Final day of City Council retreat gives staff, Council time to choose priorities
SALISBURY — By the end of their 2018 retreat, Salisbury City Council members and city staff members had three main focuses — economic development, community development and youth opportunities.
Those three categories encompassed everything that they had focused on for the last six hours of the retreat, including the Bell Tower Park project, a minority and small business angel fund, and a more formal relationship between the City Council and Rowan-Salisbury Schools.
Planning Director Janet Gapen and Downtown Salisbury Inc. Director Larissa Harper were given the chance to update the council on the downtown projects that are underway.
Gapen said the O.O. Rufty’s building, the Empire Hotel project and the redevelopment at the corner of South Lee and East Innes streets are just a few of them.
Harper mentioned that Railway Crossfit had moved to South Main Street and that it now occupies a large part of window space between Bank and Horah streets.
“They’ve almost changed that whole block by moving and being so visible there,” Harper said.
Robertson Foundation Executive Director Jason Walser talked briefly about the Bell Tower Green project, which will create a green space bounded by West Innes, South Church, West Fisher and South Jackson streets.
The space was originally purchased by the Blanche and Julian Robertson Foundation, but it was transferred to a nonprofit organization called Bell Tower Green Inc. last July.
Walser is on the board of that group and said its goal is to eventually give the park to the city.
“So even though we’re a nonprofit, we feel like we’re very much a partner with the city, with DSI, with the (Convention and Visitors Bureau.) We’ve been in contact with all of them,” Walser said.
Walser said plans for the park are 90 percent complete and that construction will likely begin this summer.
Councilwoman Tamara Sheffield asked about sidewalk improvements and pointed out that several people said “walkability” is important to them during Wednesday’s “visioning” process.
“I have yet to see anyone walk on the sidewalk from here (West End Plaza) to Statesville (Boulevard.) But yet I can be at somebody’s house in a neighborhood and I’ve got to walk on the road or in the yard,” Sheffield said.
Preston Mitchell, the city’s development and code services manager, said the city is currently divided into nine districts and that money is being “pooled” in certain districts that don’t need funding as frequently.
He said he’d soon be asking the City Council to approve an amendment to a land development ordinance that could free up money for those parts of town that are “hotspots of need.”
The minority and small business angel fund is an idea that Councilman David Post said he has been thinking about and working on for years.
“Great ideas for businesses are terrific, but if you don’t have any money, it’s a great idea and you can put it in an envelope and put it in the top drawer of your desk,” Post said. “Businesses need money.”
He said the biggest problem businesses that need money have is that when they go to a bank, the bank carries all the risk for that investment.
“So if it fails, the lender or the investor, they lose 100 percent of whatever the money is,” Post said.
Post said his idea would allow the city to put money into an “angel fund,” but only in cases where other investors decide to contribute.
He said the fund would ideally be about $500,000 and would have 10 contributors to it, including the city.
“That means that if a company wants, say, $100, instead of … one person losing $100, everyone only loses $10,” Post said.
Post said potential business owners could only apply for funds if they have “real, honest-to-goodness” business plans.
Mayor Al Heggins said she loved the idea.
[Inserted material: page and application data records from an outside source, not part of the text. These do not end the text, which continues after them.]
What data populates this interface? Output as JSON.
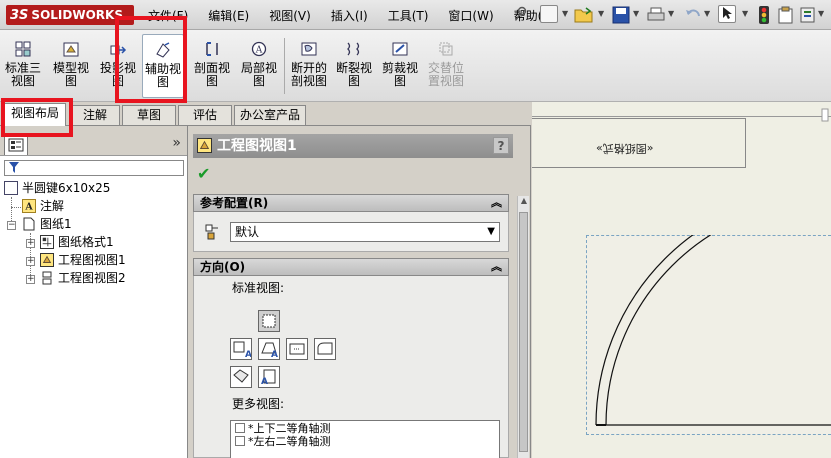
{
  "app": {
    "logo_text": "SOLIDWORKS",
    "logo_mark": "3S",
    "brand_color": "#b31b1b"
  },
  "menu": [
    "文件(F)",
    "编辑(E)",
    "视图(V)",
    "插入(I)",
    "工具(T)",
    "窗口(W)",
    "帮助(H)"
  ],
  "commands": [
    {
      "label": "标准三\n视图",
      "icon": "standard-3-view-icon"
    },
    {
      "label": "模型视\n图",
      "icon": "model-view-icon"
    },
    {
      "label": "投影视\n图",
      "icon": "projected-view-icon"
    },
    {
      "label": "辅助视\n图",
      "icon": "auxiliary-view-icon"
    },
    {
      "label": "剖面视\n图",
      "icon": "section-view-icon"
    },
    {
      "label": "局部视\n图",
      "icon": "detail-view-icon"
    },
    {
      "label": "断开的\n剖视图",
      "icon": "broken-out-section-icon"
    },
    {
      "label": "断裂视\n图",
      "icon": "break-view-icon"
    },
    {
      "label": "剪裁视\n图",
      "icon": "crop-view-icon"
    },
    {
      "label": "交替位\n置视图",
      "icon": "alternate-position-view-icon"
    }
  ],
  "tabs": [
    "视图布局",
    "注解",
    "草图",
    "评估",
    "办公室产品"
  ],
  "tree": {
    "root": "半圆键6x10x25",
    "items": [
      "注解",
      "图纸1",
      "图纸格式1",
      "工程图视图1",
      "工程图视图2"
    ]
  },
  "pm": {
    "title": "工程图视图1",
    "help": "?",
    "ok_icon": "✔",
    "ref_config": {
      "header": "参考配置(R)",
      "selected": "默认"
    },
    "orientation": {
      "header": "方向(O)",
      "standard_label": "标准视图:",
      "more_label": "更多视图:",
      "more_items": [
        "*上下二等角轴测",
        "*左右二等角轴测"
      ]
    }
  },
  "drawing": {
    "mirrored_note": "«图纸格式»"
  },
  "colors": {
    "highlight": "#e8141f",
    "ok_green": "#1a9b2a",
    "view_frame": "#7aa4c2"
  }
}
City Manager Lane Bailey said other cities are doing similar things and their models could be referenced.
Councilwoman Karen Alexander suggested the Rowan IDEA Center could be used to jump-start Post’s idea.
Near the end of the meeting, the discussion turned to education and youth opportunities. Councilman Brian Miller said education is “foundational.”
“It’s one thing we do not have any power or authority over. The fact that we lend support to try to help our local schools, Mr. Bailey reminds us often that he knows of no other community in the state of North Carolina that is doing this,” Miller said.
But Miller said he wants to work with the school system more.
“There’s no liaison relationship. You know, we have this partnership, but that’s it,” Miller said.
Miller then brought up the idea of forming a committee that would “advocate for Salisbury city educational goals and objectives” with the school board.
“That can include Pre-K discussions. That can include how we’re going to address charter (schools.) It can include all kinds of different things, but we first have to have the relationship,” Miller said.
Heggins said that might cause “pushback,” since the school board is responsible for the entire county.
The council members will pick up many of the discussions they had during the retreat at the annual budget meeting, which will be held in the next few months.
Contact reporter Jessica Coates at 704-797-4222.
SALISBURY — During the first part of Wednesday’s City Council retreat, staff and council members discussed what has worked well... read more